## Problem
Every line that contains the word "chevron" is to be copied from the listing.

(Beginning of Data listing)

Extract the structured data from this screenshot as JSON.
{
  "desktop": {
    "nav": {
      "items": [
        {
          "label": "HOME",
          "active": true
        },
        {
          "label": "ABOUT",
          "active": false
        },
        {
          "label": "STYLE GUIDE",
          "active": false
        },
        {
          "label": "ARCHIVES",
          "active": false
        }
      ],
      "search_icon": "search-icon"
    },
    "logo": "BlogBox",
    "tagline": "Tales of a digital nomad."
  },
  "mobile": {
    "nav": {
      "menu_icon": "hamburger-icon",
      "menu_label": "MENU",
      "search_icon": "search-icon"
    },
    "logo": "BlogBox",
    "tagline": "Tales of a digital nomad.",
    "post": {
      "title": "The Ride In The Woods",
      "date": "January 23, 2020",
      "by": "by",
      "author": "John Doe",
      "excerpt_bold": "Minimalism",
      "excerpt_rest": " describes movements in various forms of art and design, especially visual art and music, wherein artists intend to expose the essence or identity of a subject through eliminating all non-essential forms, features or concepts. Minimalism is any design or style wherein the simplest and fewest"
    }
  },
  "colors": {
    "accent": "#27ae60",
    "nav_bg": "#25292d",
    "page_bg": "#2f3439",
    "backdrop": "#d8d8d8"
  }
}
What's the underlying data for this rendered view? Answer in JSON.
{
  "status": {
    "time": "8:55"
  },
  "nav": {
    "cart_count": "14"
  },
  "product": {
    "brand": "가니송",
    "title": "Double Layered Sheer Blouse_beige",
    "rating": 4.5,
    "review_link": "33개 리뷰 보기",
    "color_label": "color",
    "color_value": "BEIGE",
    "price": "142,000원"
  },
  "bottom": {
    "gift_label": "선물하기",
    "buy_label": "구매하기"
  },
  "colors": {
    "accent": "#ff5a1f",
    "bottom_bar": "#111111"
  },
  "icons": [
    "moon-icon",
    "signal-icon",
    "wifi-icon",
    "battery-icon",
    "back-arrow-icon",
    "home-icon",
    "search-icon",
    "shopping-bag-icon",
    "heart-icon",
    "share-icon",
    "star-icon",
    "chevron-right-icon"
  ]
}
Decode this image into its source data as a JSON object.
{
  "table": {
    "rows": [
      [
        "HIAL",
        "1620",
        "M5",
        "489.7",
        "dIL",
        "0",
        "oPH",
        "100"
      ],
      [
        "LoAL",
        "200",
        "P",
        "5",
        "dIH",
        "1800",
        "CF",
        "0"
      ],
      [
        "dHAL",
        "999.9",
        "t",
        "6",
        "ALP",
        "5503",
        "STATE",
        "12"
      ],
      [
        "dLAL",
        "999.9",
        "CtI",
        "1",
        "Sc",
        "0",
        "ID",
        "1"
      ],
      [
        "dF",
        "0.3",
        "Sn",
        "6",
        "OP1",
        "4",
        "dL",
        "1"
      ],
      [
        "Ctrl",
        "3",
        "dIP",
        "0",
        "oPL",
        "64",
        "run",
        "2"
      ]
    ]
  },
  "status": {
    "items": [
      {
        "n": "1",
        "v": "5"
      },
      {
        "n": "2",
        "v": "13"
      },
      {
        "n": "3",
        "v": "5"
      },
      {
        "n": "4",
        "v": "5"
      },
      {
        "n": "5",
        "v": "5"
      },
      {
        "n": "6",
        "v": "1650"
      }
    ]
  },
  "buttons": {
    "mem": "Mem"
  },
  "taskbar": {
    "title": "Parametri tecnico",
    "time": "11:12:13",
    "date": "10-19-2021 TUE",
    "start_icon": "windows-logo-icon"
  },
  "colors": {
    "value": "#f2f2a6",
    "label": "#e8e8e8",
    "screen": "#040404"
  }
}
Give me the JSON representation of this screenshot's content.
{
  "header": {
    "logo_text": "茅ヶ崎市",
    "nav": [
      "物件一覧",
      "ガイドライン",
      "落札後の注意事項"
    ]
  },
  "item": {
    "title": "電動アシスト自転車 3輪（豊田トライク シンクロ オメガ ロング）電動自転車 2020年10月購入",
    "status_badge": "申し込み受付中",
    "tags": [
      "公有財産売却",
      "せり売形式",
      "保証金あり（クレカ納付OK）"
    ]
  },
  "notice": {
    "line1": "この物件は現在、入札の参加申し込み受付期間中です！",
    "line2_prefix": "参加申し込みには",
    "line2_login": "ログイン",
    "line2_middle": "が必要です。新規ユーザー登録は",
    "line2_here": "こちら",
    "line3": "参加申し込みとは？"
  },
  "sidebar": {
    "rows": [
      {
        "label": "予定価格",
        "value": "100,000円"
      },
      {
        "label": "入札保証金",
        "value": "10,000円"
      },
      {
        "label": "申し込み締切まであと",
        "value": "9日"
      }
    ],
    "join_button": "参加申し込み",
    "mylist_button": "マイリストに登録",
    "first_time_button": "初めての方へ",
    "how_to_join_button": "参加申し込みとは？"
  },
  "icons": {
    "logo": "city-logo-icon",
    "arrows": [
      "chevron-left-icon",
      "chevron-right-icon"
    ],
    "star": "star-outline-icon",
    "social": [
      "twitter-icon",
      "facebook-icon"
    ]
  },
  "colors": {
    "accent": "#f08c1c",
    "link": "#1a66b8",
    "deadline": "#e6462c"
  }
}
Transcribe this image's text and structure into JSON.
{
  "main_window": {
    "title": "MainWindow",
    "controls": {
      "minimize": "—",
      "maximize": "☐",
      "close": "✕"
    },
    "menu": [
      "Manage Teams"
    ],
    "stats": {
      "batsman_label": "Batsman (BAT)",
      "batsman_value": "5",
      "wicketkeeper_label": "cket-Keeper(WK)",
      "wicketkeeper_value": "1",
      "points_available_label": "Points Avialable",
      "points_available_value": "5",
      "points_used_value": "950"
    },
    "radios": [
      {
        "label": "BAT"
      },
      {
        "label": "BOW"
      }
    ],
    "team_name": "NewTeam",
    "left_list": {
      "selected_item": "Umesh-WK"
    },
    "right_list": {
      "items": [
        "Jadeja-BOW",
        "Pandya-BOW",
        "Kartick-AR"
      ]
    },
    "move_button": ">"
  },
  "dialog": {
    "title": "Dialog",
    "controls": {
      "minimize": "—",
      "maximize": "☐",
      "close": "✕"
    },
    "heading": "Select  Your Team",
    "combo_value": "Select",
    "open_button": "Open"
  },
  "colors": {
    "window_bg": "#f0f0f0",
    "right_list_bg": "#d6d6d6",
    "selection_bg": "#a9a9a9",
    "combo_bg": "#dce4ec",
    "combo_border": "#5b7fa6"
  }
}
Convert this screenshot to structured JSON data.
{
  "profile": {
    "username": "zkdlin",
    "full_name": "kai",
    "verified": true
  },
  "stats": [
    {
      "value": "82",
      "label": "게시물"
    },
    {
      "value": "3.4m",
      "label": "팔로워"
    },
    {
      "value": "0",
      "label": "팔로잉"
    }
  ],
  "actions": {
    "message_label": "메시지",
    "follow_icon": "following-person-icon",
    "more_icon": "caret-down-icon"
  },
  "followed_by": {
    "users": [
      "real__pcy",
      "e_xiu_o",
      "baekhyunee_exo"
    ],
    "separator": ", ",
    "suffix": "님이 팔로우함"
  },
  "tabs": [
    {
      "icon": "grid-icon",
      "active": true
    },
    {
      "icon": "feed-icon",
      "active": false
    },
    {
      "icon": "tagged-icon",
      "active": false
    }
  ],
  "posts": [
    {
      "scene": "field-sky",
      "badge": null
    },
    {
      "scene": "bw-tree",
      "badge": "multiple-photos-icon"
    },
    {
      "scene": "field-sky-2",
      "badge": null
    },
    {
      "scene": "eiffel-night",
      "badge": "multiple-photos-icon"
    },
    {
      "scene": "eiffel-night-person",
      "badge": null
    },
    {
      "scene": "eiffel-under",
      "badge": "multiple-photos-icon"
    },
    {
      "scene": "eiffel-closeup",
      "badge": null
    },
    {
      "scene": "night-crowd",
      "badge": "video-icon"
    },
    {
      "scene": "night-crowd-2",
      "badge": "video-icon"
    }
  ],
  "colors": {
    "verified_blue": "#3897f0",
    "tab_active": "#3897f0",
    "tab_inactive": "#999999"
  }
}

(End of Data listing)

## Task output
    "chevron-right-icon"
      "chevron-left-icon",
      "chevron-right-icon"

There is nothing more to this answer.